The answer must be every line of the records in which the string "Daily" appears.
____ RECORDS
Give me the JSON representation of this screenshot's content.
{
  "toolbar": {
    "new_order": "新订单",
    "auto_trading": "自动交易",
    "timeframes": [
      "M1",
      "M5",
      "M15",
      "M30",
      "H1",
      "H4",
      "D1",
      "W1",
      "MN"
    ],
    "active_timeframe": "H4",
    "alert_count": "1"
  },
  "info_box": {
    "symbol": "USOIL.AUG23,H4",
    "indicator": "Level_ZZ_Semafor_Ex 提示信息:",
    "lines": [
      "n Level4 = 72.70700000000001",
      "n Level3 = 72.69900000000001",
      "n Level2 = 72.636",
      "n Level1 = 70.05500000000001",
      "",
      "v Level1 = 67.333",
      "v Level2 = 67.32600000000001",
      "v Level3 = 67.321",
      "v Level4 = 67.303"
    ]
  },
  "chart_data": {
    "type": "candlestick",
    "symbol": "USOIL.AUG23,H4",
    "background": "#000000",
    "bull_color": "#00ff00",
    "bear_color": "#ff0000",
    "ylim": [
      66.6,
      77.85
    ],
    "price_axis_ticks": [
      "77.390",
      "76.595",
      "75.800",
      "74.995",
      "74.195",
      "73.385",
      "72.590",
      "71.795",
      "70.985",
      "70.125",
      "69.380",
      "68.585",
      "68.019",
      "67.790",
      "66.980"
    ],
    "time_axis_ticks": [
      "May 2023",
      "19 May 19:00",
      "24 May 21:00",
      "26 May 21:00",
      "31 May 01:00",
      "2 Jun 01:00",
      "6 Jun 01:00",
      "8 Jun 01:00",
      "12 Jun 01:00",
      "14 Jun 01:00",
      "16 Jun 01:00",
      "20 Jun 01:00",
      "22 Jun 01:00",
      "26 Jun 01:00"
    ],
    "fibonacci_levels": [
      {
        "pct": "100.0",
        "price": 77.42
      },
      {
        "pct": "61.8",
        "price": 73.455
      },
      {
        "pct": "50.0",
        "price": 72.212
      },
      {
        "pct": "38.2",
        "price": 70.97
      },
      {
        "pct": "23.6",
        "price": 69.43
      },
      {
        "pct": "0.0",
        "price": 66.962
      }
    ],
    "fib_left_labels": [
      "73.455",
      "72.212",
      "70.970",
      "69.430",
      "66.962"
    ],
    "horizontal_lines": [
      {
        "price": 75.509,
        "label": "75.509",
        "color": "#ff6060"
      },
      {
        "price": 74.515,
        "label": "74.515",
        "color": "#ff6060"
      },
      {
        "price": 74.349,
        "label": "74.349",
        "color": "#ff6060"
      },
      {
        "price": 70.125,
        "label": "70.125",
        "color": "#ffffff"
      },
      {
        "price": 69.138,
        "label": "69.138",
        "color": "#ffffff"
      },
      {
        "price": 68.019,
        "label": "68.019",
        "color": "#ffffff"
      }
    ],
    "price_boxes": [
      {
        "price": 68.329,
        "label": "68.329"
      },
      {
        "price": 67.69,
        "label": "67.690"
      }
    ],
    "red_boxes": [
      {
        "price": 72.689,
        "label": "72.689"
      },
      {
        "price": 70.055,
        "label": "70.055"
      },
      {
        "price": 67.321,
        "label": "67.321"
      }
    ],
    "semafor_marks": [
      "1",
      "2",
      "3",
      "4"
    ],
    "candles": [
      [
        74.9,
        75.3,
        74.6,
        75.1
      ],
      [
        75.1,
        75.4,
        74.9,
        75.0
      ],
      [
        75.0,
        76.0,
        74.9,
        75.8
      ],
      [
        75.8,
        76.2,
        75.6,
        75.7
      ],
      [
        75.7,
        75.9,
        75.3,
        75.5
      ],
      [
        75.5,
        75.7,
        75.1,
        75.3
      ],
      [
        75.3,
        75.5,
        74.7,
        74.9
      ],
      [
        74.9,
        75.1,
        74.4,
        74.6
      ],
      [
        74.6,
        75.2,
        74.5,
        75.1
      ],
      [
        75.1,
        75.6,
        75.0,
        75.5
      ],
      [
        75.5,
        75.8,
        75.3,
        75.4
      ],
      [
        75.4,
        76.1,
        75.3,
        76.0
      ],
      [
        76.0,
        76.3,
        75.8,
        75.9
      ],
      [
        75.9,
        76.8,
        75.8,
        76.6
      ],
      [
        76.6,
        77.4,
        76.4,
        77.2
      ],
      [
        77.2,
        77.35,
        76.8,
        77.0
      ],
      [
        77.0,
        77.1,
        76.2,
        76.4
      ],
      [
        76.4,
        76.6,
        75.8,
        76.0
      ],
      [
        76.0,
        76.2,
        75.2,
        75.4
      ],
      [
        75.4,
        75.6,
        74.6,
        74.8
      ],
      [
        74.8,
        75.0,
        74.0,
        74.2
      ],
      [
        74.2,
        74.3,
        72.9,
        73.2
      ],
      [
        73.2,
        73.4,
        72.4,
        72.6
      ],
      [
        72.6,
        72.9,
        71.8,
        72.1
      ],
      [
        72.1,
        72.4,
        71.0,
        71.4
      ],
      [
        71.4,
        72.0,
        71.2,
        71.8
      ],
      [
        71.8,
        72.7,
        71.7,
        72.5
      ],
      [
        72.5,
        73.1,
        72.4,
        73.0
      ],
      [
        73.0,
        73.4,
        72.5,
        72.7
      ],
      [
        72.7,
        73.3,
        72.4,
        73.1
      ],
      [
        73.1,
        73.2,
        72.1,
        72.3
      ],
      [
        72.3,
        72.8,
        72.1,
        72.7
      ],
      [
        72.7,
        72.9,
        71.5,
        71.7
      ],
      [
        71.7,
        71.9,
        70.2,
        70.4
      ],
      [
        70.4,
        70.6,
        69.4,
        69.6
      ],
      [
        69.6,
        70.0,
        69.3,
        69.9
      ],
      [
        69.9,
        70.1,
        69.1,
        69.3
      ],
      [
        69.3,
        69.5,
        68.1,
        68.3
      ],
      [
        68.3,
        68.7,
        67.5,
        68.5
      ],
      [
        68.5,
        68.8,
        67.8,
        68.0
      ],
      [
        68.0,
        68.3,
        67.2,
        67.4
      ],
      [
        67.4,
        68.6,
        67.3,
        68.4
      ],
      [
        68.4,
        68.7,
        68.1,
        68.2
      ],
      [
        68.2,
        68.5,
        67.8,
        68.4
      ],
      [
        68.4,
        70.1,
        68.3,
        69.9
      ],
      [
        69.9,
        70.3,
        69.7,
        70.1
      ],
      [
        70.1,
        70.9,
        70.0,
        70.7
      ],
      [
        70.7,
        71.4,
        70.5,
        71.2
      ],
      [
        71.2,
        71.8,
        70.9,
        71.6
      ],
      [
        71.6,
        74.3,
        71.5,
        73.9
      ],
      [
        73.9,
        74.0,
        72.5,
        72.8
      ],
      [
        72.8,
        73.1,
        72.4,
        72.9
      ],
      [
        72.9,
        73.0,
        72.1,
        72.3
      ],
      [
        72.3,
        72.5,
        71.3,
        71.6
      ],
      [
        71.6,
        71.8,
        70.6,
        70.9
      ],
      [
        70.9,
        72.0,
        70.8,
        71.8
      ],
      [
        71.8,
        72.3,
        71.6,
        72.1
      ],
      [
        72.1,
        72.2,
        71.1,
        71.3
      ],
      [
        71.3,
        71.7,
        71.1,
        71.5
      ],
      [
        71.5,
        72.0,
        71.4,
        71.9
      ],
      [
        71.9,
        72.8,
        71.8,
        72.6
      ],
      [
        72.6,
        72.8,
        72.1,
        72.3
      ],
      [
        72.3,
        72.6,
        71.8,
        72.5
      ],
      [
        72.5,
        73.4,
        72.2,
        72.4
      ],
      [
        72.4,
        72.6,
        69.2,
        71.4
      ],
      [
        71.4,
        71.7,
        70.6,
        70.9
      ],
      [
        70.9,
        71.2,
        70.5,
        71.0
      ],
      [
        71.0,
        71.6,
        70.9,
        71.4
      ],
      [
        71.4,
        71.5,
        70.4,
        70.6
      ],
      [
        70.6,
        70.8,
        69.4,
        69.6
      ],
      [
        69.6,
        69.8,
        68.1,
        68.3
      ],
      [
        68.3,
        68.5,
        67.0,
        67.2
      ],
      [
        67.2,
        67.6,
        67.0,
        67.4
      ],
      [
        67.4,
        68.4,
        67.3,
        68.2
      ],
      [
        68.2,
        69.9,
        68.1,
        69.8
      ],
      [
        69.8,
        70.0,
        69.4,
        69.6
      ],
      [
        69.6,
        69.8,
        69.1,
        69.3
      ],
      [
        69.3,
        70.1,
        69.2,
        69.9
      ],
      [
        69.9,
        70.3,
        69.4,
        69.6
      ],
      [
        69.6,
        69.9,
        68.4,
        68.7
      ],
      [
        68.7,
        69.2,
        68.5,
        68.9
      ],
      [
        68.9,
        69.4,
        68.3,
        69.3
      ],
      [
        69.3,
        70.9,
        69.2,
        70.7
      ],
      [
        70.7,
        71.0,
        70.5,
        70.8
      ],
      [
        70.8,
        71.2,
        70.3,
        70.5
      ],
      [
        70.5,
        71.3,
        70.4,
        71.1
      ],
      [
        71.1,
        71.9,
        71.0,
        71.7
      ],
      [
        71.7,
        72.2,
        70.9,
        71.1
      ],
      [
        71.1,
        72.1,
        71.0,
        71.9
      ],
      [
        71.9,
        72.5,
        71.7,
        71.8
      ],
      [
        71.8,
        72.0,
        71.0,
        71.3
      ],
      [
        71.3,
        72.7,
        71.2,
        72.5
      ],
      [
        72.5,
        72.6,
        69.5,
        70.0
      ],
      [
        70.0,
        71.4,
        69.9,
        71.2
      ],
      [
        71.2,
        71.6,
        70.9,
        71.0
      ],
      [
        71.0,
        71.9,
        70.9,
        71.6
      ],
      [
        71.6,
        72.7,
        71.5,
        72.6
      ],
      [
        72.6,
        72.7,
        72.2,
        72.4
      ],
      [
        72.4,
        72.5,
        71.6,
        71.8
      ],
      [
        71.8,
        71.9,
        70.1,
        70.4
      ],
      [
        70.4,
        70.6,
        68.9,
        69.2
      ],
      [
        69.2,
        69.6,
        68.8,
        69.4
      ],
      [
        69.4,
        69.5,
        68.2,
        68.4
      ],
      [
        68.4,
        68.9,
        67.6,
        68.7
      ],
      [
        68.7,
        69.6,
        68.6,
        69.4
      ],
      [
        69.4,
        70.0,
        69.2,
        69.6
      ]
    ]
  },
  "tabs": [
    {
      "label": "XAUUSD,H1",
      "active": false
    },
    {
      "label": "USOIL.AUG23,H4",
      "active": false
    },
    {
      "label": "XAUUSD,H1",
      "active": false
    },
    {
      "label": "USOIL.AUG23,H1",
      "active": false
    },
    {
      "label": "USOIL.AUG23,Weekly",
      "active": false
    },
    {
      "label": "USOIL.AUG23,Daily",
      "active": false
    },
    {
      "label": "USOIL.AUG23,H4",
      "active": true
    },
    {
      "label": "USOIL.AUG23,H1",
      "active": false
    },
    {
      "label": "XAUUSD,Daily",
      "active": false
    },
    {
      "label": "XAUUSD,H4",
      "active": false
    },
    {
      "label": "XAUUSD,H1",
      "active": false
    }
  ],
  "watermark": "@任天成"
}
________
→ RESULT OF THE EXERCISE
      "label": "USOIL.AUG23,Daily",
      "label": "XAUUSD,Daily",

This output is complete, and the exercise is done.